Items from an interface collection:
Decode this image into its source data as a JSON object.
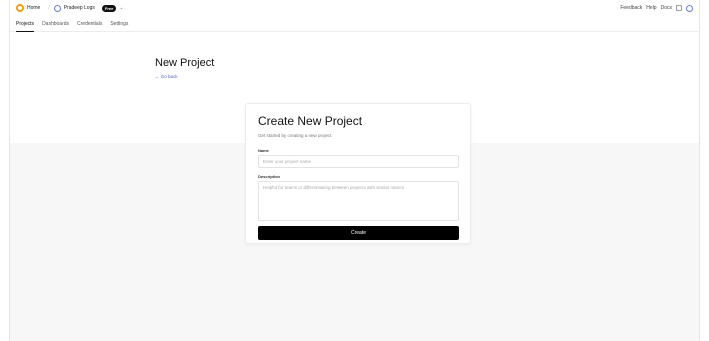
{
  "topbar": {
    "home_label": "Home",
    "org_label": "Pradeep Logs",
    "org_badge": "Free",
    "links": [
      "Feedback",
      "Help",
      "Docs"
    ]
  },
  "tabs": [
    "Projects",
    "Dashboards",
    "Credentials",
    "Settings"
  ],
  "page": {
    "title": "New Project",
    "go_back": "← Go back"
  },
  "form": {
    "title": "Create New Project",
    "subtitle": "Get started by creating a new project",
    "name_label": "Name",
    "name_placeholder": "Enter your project name",
    "description_label": "Description",
    "description_placeholder": "Helpful for teams or differentiating between projects with similar names",
    "submit_label": "Create"
  }
}
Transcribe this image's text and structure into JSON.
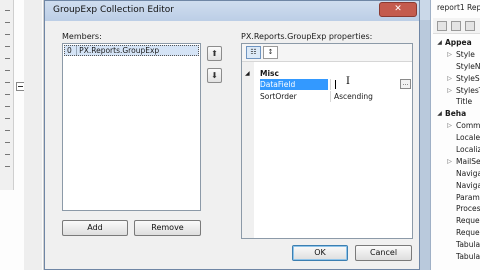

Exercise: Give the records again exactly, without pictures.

Answer area:
Decode this image into its source data as a JSON object.
{
  "topbar": {
    "home_label": "Home",
    "org_label": "Pradeep Logs",
    "org_badge": "Free",
    "links": [
      "Feedback",
      "Help",
      "Docs"
    ]
  },
  "tabs": [
    "Projects",
    "Dashboards",
    "Credentials",
    "Settings"
  ],
  "page": {
    "title": "New Project",
    "go_back": "← Go back"
  },
  "form": {
    "title": "Create New Project",
    "subtitle": "Get started by creating a new project",
    "name_label": "Name",
    "name_placeholder": "Enter your project name",
    "description_label": "Description",
    "description_placeholder": "Helpful for teams or differentiating between projects with similar names",
    "submit_label": "Create"
  }
}
Transcribe this image's text and structure into JSON.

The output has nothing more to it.